Amazon has issued password resets to many of its members after a vulnerability scare. Yesterday, the online retailer sent an email out to many of its members stating that it has “recently discovered that your password may have been improperly stored on your device or transmitted to Amazon in a way that could potentially expose it to a third party.”
This is not the first time that Amazon has issued password resets for its customers either having done so several times in the last decade.
While Amazon went on to say it had corrected the issue and do not believe that any passwords were found by a third party but only issued this forced-resets out of an “abundance of caution.” That said, if the problems were on the customers end it begs the question why a password reset on Amazon's end would be effective?
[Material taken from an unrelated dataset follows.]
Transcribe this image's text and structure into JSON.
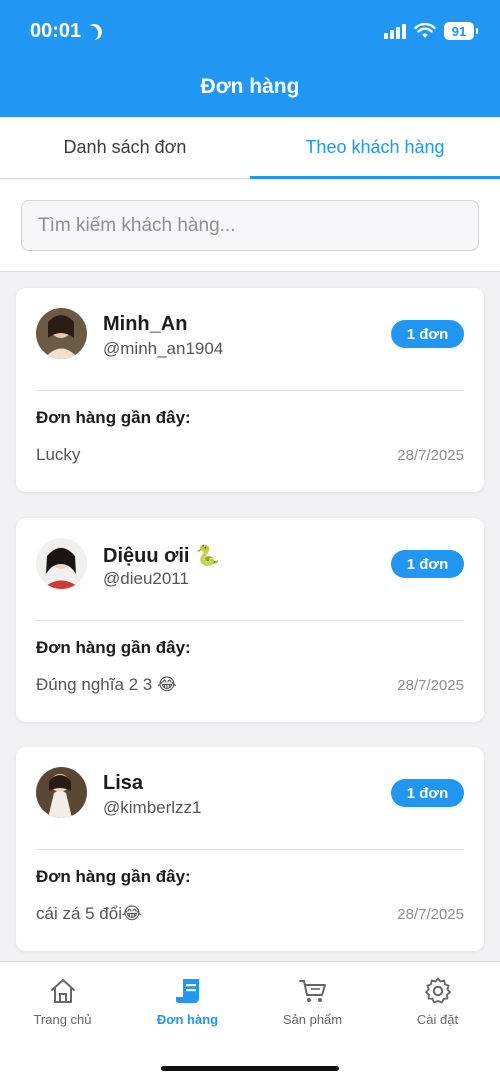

Some industry commentators have put it down to Amazon's thorough security mindset and the looming shopping holiday of Black Friday. The riot-inciting day of deals has been known to be an active time for not only shoppers but for cyber-criminals looking to breach their accounts.
Mark Stollery, a managing consultant for Enterprise and Cyber Security at Fujitsu welcome the reset: “The password reset is a sensible measure, even if it causes short-term nuisance. Amazon is reducing its vulnerability by proving that it can spot suspicious incidents and deal with them swiftly. Stollery added that this proactivity is something that others might want to start thinking about: “research from Fujitsu indicates that only 9 percent of UK consumers believe organisations are doing enough to protect their data, so Amazon and others will need to continually demonstrate their cyber security competence if they are to keep the trust of their customers."
David Kennerley, senior manager for threat research at cybersecurity firm Webroot, echoed that sentiment to SC: “This move by Amazon should be highly commended because it's step further than just meeting standard security legislation, and instead they are actively going above and beyond to tackle an issue.”
Kennerley added that the new addition of two-factor authentication to amazon customers was a welcome addition: “The move towards two factor authentication is also a positive step, with Amazon following in the footsteps of sensitive industries such as banking. Between these two changes we are likely to see Amazon account holders' personal details be far more secure.”
SC spoke to Professor Kenny Paterson, an academic at Royal Holloway university who exposed a vulnerability in Amazon Web Services (AWS) earlier this year. AWS was in the process of switching from OpenSSL to a system called S2N and within days of Paterson and his colleagues told Amazon of the vulnerabilities he discovered.
S2N could be attacked with a ‘Lucky 13' attack. Paterson and his colleagues found, with about 8.39 million encrypted sessions, an attacker could recover one byte of plain text. That, Paterson told SC, is “quite high but the point was the system that AWS was releasing was meant to be bulletproof.” If a company like Amazon is going to make that switch “you've got to be damn serious.”
That said, Paterson was keen to say how responsive Amazon were to his disclosures: “The really good thing is that this was all done within days of AWS making their source code available and patched it quickly.”